Records for the exercise:
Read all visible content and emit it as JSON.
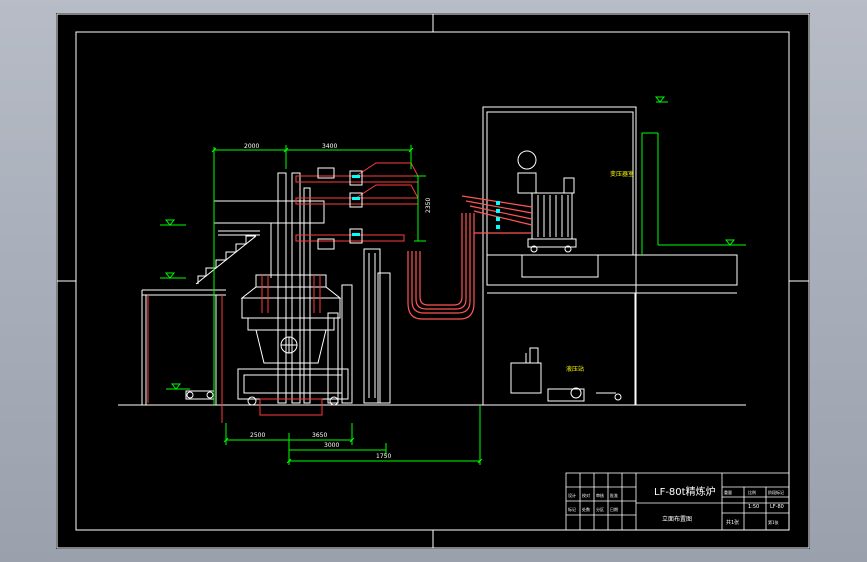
{
  "viewport": {
    "background": "#000000",
    "frame_color": "#ffffff"
  },
  "colors": {
    "dimension": "#00ff00",
    "structure": "#ffffff",
    "steel": "#ff3b3b",
    "equipment": "#ffffff",
    "cable": "#ff5555",
    "label": "#ffff00",
    "secondary": "#00ffff"
  },
  "dimensions": {
    "top_left": "2000",
    "top_right": "3400",
    "vertical": "2350",
    "bottom_a": "2500",
    "bottom_b": "3650",
    "bottom_c": "3000",
    "bottom_d": "1750"
  },
  "labels": {
    "transformer_room": "变压器室",
    "hydraulic_station": "液压站"
  },
  "title_block": {
    "title": "LF-80t精炼炉",
    "subtitle": "立面布置图",
    "drawing_no": "LF-80",
    "scale": "1:50",
    "sheet": "共1张",
    "row_labels": [
      "设计",
      "校对",
      "审核",
      "批准",
      "标记",
      "处数",
      "分区",
      "日期"
    ],
    "cells": [
      "重量",
      "比例",
      "阶段标记",
      "第1张"
    ]
  }
}
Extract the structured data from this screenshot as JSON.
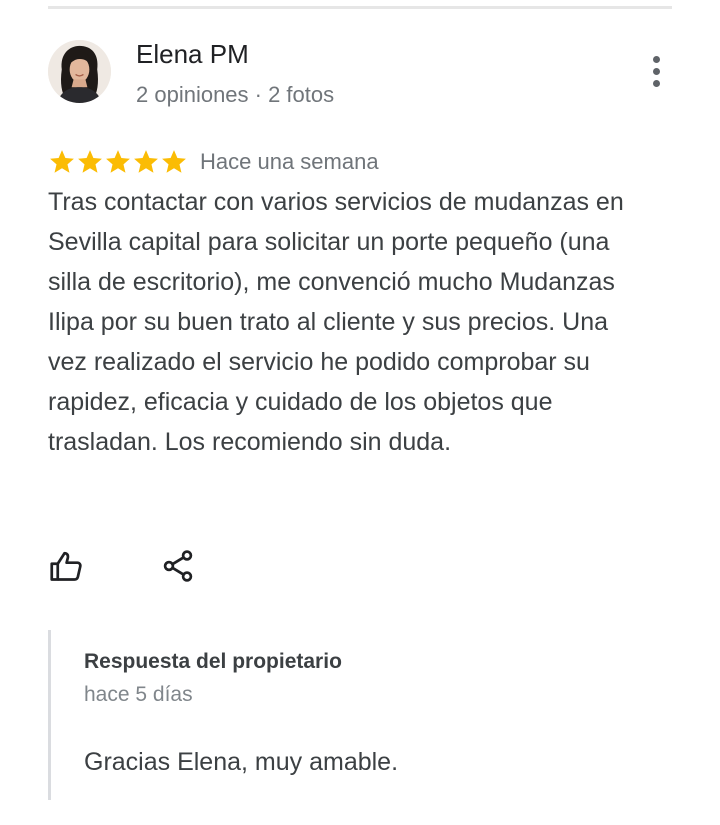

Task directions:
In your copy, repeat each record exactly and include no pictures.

Exercise solution:
Read all visible content and emit it as JSON.
{
  "viewport": {
    "background": "#000000",
    "frame_color": "#ffffff"
  },
  "colors": {
    "dimension": "#00ff00",
    "structure": "#ffffff",
    "steel": "#ff3b3b",
    "equipment": "#ffffff",
    "cable": "#ff5555",
    "label": "#ffff00",
    "secondary": "#00ffff"
  },
  "dimensions": {
    "top_left": "2000",
    "top_right": "3400",
    "vertical": "2350",
    "bottom_a": "2500",
    "bottom_b": "3650",
    "bottom_c": "3000",
    "bottom_d": "1750"
  },
  "labels": {
    "transformer_room": "变压器室",
    "hydraulic_station": "液压站"
  },
  "title_block": {
    "title": "LF-80t精炼炉",
    "subtitle": "立面布置图",
    "drawing_no": "LF-80",
    "scale": "1:50",
    "sheet": "共1张",
    "row_labels": [
      "设计",
      "校对",
      "审核",
      "批准",
      "标记",
      "处数",
      "分区",
      "日期"
    ],
    "cells": [
      "重量",
      "比例",
      "阶段标记",
      "第1张"
    ]
  }
}
Extract the structured data from this screenshot as JSON.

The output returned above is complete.